On a deeper level, understanding the pervasiveness of discrimination against LGBT people can lead to first-rate stories. Child custody and the workplace are two areas where being gay or lesbian can have serious negative repercussions. Similarly, after the Sept. 11 attacks, government compensation was awarded without question to victims’ heterosexual spouses and partners. But extension of those benefits to the same-sex partners of victims required special action by government officials.
Whether you’re examining the law or picking your way around a disaster site, keep in mind that LGBT people may not automatically receive the same benefits that heterosexuals do, especially when such benefits are tied to a marriage certificate. Specifically ask whether these benefits extend to same-sex couples.
Pay attention to your use of language. Make sure definitions of family allow for non-traditional bonds, and definitions of couple do not subtly endorse mixed-sex relationships and trivialize same-sex commitments. Same-sex couples use a variety of terms to describe their relationship, including partners, spouses, girlfriends/boyfriends, husbands/wives, lovers, companions, etc. Don’t be afraid to ask which term your subjects use. Avoid putting quotation marks around descriptions; such punctuation could be considered demeaning to that relationship. Many gay people are particularly offended by the use of the term "lifestyle." Activists say it’s not a lifestyle, it’s a life — with sexuality being just one aspect of it.
Don’t accidentally further stereotypes — the gay interior designer, the lesbian mechanic — when choosing sources. It's fine to interview them, but remember they represent a facet of a diverse community.
Build trust with sources and readers. If your stories include gay sources with regularity in everyday coverage, people will notice and be more responsive.

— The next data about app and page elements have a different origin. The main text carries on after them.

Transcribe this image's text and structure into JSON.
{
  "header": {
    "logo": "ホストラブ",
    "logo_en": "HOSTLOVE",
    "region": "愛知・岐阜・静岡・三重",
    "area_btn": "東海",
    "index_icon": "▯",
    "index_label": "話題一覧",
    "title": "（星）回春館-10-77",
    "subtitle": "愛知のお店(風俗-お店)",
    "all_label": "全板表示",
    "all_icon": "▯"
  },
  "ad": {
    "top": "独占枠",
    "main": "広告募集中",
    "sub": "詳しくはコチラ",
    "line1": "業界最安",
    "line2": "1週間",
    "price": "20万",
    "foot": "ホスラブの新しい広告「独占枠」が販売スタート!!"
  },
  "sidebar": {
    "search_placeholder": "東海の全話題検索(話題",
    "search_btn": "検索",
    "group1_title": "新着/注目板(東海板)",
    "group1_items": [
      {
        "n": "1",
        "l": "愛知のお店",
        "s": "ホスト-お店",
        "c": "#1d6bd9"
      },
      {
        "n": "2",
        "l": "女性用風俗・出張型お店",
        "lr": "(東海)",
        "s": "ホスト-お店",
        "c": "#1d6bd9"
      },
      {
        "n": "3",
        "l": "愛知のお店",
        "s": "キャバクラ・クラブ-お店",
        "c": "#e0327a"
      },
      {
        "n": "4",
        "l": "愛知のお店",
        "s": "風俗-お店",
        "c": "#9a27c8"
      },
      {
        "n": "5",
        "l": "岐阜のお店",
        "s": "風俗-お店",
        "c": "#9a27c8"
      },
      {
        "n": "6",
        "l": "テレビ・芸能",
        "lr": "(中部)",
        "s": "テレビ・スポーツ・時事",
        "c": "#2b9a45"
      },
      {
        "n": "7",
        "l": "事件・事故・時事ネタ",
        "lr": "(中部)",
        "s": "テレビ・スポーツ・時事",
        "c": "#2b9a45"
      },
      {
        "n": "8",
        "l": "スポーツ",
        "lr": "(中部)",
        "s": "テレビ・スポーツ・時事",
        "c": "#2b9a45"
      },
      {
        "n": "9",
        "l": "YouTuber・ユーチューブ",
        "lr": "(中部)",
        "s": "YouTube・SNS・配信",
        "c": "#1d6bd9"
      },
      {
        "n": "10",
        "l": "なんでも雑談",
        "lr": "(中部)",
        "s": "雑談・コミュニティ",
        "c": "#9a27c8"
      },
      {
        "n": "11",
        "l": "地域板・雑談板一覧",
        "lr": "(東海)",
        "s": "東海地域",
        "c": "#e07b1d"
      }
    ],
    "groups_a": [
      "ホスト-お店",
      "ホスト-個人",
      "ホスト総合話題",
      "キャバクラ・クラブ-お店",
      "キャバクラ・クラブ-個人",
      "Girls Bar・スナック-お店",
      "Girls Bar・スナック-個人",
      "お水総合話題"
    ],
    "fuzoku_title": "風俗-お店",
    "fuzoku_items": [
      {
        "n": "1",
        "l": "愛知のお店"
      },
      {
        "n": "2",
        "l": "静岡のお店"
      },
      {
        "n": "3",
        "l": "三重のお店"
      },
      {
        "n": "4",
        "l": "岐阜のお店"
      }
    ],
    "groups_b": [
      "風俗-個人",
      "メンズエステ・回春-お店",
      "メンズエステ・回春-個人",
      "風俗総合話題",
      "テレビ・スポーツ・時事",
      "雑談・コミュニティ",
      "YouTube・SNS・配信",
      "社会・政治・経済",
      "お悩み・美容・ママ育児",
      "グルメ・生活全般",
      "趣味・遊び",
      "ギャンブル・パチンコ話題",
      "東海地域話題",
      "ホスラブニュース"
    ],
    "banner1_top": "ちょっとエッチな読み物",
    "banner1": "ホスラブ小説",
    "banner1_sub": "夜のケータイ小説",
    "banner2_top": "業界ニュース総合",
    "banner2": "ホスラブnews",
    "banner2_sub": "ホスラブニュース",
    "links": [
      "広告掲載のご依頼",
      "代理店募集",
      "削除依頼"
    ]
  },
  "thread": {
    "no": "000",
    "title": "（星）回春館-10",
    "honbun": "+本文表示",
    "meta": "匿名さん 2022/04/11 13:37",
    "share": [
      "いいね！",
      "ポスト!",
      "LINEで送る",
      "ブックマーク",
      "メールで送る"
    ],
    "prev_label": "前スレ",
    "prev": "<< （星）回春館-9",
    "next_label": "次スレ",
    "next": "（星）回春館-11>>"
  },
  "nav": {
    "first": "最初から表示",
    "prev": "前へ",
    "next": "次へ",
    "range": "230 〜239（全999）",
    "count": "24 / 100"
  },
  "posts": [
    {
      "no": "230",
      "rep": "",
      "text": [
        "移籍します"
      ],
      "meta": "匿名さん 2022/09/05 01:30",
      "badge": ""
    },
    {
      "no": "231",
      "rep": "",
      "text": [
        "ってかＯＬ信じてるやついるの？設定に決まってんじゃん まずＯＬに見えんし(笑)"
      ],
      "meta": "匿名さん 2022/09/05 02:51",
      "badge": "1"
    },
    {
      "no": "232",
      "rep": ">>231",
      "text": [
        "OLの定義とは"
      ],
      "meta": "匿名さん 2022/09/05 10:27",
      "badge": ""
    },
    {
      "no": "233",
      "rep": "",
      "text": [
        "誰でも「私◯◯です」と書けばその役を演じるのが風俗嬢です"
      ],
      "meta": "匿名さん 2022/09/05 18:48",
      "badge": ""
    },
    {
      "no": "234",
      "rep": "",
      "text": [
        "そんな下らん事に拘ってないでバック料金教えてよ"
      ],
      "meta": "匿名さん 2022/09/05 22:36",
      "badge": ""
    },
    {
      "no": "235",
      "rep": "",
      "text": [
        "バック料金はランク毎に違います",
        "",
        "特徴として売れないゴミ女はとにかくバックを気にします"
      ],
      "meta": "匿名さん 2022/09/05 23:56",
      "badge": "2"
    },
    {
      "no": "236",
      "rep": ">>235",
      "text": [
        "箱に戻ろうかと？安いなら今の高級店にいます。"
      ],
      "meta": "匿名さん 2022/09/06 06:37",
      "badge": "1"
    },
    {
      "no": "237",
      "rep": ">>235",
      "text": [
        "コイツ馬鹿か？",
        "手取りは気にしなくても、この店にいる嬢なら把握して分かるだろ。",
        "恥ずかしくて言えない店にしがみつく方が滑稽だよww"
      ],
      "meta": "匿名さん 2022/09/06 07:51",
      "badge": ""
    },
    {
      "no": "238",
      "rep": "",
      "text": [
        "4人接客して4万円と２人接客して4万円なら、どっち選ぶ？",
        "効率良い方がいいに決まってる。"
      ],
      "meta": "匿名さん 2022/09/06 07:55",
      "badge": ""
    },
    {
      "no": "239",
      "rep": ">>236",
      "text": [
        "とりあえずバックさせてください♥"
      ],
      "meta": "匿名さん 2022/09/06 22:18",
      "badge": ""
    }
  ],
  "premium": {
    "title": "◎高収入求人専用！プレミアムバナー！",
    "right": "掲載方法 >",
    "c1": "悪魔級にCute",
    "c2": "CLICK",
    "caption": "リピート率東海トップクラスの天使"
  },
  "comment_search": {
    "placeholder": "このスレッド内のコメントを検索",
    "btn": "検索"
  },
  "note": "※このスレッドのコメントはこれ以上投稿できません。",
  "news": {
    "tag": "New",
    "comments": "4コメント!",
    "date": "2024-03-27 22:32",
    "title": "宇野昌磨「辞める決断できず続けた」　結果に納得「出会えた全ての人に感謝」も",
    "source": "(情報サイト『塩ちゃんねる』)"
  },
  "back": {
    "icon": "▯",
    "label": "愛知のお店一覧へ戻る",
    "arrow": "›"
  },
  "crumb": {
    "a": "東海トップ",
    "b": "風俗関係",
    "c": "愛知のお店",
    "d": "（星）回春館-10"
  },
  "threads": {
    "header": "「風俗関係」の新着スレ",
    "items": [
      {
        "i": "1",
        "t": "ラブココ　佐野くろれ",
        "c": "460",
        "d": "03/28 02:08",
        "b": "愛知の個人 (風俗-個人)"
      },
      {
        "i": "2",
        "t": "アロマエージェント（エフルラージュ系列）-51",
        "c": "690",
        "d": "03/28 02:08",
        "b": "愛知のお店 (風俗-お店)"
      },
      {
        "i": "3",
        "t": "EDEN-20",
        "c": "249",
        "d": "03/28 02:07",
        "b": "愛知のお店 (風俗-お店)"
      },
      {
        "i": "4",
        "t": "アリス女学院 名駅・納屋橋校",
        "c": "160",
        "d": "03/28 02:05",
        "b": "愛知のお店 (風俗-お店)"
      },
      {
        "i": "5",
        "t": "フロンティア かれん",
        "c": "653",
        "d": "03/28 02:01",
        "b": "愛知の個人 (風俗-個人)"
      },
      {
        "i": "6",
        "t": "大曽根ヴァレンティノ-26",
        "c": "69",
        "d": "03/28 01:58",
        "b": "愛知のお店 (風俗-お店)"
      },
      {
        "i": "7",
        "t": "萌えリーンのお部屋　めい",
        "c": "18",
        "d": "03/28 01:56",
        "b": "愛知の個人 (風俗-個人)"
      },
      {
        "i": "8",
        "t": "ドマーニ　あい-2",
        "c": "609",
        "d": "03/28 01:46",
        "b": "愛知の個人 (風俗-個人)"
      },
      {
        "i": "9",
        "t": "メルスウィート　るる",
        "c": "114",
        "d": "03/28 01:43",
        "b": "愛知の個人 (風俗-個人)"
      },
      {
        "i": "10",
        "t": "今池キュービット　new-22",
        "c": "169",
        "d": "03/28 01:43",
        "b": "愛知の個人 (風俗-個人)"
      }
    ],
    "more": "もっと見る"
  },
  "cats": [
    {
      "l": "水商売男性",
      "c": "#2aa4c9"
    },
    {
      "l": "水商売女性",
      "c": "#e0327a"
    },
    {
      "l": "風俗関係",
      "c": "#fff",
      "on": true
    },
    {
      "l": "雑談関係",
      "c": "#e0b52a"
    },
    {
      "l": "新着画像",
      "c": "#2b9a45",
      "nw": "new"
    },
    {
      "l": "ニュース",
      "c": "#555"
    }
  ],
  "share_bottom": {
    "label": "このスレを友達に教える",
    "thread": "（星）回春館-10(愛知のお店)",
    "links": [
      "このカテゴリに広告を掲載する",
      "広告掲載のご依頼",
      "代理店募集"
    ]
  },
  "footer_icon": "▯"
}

NLGJA's Stylebook Supplement on Lesbian, Gay, Bisexual & Transgender Terminologyincludes an extensive contact list of LGBT organizations, many of which have local or regional chapters.